Start of Provided entries

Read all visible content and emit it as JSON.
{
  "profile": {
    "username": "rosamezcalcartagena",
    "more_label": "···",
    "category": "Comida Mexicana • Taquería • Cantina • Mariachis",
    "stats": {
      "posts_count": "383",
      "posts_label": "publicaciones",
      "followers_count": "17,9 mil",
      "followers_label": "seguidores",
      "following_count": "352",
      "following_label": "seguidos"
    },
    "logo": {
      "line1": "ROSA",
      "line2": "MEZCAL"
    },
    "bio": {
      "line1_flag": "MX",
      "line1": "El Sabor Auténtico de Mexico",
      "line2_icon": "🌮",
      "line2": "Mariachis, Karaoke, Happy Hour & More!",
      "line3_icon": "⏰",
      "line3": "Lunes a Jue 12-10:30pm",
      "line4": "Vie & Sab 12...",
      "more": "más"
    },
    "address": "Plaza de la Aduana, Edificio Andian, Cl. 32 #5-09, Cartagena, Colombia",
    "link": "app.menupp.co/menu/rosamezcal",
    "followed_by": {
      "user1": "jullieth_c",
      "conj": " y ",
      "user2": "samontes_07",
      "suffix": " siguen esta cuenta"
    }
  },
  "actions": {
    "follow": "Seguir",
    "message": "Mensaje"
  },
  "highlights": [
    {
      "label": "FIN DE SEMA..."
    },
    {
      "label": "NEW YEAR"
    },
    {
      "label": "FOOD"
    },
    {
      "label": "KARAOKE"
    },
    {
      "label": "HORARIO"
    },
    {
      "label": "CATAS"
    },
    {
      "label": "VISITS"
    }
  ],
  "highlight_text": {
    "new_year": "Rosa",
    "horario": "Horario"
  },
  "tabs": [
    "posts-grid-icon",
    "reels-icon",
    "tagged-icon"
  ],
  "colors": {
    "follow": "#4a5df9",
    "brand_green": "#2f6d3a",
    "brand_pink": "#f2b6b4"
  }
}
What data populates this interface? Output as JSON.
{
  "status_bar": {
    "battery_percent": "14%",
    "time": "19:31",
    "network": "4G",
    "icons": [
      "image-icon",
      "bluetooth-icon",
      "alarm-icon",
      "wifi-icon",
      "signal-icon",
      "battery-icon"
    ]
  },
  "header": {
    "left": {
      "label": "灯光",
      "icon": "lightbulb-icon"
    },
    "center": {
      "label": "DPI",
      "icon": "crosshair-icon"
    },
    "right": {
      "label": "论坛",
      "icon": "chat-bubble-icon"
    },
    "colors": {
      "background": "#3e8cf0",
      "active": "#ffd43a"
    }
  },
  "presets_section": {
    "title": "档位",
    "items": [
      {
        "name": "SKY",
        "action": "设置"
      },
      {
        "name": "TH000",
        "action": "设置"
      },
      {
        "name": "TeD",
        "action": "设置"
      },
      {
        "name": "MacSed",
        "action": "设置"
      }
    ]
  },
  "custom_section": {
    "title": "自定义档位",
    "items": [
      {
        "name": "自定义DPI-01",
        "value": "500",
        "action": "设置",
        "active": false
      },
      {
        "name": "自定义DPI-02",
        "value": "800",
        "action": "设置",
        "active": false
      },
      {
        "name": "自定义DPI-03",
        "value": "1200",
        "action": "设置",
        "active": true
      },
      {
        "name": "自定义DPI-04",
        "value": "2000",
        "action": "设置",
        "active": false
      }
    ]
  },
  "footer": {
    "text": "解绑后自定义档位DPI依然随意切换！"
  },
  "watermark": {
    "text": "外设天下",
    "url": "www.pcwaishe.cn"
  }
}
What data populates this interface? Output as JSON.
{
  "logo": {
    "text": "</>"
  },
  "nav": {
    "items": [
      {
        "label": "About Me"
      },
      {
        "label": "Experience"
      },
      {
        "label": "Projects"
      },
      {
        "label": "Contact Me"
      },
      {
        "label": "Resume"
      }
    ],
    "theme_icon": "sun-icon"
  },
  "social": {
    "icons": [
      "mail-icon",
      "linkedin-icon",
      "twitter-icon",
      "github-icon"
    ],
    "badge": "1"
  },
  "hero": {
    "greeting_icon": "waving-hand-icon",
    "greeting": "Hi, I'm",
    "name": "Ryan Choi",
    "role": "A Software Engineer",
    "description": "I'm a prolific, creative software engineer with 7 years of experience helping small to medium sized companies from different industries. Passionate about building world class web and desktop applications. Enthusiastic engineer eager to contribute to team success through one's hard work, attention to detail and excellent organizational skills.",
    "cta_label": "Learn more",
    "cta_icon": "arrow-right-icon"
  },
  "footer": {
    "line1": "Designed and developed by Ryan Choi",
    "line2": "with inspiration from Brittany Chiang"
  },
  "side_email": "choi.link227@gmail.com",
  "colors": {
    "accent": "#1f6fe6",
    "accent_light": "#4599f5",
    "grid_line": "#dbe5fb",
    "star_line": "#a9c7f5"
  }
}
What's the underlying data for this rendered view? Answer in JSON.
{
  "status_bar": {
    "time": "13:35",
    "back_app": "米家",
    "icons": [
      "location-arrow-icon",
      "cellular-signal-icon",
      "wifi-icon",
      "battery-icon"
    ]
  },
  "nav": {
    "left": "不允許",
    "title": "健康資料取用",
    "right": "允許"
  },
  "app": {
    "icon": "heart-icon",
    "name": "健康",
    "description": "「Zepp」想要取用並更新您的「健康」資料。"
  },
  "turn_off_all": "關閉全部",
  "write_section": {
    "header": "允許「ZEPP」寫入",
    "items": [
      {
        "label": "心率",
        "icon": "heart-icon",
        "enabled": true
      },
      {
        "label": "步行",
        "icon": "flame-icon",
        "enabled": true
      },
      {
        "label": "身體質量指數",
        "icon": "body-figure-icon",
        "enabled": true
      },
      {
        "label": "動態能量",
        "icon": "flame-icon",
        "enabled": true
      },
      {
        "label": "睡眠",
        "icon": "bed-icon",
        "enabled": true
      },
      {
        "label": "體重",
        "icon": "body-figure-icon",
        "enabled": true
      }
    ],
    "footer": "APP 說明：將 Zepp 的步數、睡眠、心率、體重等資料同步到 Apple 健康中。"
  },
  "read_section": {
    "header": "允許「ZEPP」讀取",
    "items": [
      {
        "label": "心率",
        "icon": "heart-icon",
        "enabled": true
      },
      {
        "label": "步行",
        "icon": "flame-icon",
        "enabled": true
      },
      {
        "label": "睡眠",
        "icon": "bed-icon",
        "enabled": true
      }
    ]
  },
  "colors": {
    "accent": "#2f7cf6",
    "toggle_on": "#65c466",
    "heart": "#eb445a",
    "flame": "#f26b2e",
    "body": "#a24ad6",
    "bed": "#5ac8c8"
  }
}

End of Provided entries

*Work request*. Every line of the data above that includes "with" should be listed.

*Finished exercise*.
    "description": "I'm a prolific, creative software engineer with 7 years of experience helping small to medium sized companies from different industries. Passionate about building world class web and desktop applications. Enthusiastic engineer eager to contribute to team success through one's hard work, attention to detail and excellent organizational skills.",
    "line2": "with inspiration from Brittany Chiang"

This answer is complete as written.